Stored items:
- - - -

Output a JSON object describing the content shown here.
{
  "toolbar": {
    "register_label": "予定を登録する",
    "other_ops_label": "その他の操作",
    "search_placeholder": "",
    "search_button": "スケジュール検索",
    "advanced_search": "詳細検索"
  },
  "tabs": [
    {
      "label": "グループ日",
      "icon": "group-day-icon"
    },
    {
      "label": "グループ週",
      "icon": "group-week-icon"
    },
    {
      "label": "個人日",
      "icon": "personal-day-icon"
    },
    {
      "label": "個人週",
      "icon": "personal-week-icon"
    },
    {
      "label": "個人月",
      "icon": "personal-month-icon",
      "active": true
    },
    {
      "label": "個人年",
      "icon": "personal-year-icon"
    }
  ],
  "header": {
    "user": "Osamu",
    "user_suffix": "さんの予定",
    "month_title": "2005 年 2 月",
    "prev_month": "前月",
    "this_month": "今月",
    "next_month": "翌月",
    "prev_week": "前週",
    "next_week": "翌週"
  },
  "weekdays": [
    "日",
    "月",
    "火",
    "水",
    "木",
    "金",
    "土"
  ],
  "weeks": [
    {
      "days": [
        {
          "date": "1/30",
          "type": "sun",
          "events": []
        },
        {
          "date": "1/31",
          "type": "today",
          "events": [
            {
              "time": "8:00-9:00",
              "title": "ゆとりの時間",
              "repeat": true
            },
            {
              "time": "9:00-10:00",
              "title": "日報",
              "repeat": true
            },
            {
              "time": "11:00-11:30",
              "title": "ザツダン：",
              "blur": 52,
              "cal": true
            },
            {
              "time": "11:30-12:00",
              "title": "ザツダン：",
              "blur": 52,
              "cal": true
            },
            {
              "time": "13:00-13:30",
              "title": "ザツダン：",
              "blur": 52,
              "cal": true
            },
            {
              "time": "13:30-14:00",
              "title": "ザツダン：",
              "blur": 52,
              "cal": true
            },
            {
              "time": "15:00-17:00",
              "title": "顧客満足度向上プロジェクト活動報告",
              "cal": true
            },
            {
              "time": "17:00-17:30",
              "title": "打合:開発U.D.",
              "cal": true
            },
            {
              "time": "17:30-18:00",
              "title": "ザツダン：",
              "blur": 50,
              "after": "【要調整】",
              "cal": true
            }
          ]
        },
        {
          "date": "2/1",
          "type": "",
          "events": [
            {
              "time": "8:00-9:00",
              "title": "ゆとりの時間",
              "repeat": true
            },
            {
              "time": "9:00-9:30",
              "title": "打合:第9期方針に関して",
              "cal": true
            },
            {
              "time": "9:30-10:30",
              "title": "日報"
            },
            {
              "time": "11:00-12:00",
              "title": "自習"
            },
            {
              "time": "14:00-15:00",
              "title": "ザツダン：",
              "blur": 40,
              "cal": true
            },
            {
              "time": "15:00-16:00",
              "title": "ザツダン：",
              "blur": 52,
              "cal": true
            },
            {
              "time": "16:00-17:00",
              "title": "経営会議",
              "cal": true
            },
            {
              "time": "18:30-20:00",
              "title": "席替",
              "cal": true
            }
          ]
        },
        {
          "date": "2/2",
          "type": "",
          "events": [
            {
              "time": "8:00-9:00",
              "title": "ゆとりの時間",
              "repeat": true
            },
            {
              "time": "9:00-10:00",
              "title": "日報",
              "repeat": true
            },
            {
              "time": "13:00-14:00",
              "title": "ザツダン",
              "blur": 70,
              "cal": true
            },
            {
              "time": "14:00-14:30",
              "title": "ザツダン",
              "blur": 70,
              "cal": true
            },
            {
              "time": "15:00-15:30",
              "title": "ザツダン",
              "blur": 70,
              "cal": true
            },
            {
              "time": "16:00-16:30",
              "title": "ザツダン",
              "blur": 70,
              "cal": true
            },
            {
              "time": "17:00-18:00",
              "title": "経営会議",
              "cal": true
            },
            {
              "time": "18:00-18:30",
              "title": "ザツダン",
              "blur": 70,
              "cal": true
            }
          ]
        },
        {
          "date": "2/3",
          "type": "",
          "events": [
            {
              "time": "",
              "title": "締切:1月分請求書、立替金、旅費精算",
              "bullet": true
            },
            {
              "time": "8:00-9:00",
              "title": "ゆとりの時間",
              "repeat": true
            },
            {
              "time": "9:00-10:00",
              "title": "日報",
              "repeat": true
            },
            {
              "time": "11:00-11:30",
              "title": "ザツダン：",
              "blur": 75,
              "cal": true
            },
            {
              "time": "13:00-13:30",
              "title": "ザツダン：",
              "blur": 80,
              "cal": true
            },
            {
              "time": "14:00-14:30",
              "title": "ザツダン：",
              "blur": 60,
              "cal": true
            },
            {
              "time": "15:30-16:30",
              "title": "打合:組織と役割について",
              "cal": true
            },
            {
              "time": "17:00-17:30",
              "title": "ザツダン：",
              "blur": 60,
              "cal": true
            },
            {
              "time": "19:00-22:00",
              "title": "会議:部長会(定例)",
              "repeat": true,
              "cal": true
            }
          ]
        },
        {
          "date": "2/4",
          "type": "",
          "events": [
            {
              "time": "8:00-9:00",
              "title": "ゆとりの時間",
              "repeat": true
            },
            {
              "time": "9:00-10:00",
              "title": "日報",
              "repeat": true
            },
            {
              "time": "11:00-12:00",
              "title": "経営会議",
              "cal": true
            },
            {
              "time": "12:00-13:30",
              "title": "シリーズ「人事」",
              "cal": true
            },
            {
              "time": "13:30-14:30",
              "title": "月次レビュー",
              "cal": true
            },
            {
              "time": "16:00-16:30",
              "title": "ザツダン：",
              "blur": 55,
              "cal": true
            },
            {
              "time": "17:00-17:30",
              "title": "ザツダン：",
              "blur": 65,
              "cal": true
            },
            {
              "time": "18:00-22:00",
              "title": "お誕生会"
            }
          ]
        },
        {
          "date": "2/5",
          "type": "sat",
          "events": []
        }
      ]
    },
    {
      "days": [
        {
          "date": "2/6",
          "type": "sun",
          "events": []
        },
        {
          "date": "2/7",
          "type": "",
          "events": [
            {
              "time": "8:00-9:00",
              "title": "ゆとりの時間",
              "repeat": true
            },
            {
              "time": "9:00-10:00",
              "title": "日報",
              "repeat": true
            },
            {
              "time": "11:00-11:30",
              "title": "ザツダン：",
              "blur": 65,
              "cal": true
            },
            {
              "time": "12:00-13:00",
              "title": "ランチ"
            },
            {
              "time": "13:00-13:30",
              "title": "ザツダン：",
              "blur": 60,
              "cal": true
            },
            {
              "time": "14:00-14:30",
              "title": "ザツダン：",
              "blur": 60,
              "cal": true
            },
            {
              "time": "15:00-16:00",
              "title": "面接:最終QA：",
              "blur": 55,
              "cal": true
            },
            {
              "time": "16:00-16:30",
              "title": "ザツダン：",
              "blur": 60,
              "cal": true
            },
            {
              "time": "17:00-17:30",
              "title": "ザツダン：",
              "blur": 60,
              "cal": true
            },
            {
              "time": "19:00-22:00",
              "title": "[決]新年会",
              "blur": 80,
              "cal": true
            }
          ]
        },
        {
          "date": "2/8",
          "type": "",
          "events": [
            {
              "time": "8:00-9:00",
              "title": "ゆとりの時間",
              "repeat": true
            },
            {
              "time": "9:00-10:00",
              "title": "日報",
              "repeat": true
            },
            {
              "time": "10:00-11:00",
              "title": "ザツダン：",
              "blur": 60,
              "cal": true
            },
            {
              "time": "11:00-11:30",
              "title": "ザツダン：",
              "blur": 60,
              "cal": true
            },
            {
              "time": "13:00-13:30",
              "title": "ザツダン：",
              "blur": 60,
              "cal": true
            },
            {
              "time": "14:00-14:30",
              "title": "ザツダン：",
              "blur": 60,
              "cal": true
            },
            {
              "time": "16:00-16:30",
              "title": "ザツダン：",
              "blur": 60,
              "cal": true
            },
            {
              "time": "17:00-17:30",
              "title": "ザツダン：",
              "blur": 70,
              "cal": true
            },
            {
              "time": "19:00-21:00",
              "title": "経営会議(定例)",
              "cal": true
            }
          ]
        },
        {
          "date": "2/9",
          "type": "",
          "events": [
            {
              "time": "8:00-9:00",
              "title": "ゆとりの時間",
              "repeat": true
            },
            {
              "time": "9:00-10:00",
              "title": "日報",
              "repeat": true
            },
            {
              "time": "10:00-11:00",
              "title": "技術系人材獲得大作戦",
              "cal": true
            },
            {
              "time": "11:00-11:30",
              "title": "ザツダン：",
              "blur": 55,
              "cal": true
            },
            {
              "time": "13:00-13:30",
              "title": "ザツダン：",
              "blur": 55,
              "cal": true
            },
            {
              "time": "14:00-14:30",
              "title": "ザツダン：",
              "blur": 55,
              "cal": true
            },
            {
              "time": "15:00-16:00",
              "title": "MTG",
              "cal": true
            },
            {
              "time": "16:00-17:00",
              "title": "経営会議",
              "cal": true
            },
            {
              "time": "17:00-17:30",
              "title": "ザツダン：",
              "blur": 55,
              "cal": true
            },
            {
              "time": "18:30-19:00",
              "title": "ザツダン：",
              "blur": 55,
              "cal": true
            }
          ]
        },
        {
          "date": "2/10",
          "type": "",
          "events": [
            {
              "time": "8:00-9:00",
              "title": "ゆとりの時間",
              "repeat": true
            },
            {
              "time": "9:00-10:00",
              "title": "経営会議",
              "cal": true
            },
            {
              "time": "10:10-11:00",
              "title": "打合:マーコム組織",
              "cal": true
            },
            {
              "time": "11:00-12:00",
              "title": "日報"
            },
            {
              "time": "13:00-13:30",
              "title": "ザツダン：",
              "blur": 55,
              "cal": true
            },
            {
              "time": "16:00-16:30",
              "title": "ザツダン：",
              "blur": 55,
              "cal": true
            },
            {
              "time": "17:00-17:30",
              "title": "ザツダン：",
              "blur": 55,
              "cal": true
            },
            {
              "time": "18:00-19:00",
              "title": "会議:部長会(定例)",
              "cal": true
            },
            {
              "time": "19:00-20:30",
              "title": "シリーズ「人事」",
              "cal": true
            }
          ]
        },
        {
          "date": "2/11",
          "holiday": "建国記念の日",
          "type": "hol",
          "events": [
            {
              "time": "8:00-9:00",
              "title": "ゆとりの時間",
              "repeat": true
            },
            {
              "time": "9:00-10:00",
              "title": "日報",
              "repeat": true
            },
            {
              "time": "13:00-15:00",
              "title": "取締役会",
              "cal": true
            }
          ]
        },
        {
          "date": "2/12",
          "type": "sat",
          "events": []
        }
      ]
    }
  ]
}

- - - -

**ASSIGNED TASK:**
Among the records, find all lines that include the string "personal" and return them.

**TASK OUTPUT:**
      "icon": "personal-day-icon"
      "icon": "personal-week-icon"
      "icon": "personal-month-icon",
      "icon": "personal-year-icon"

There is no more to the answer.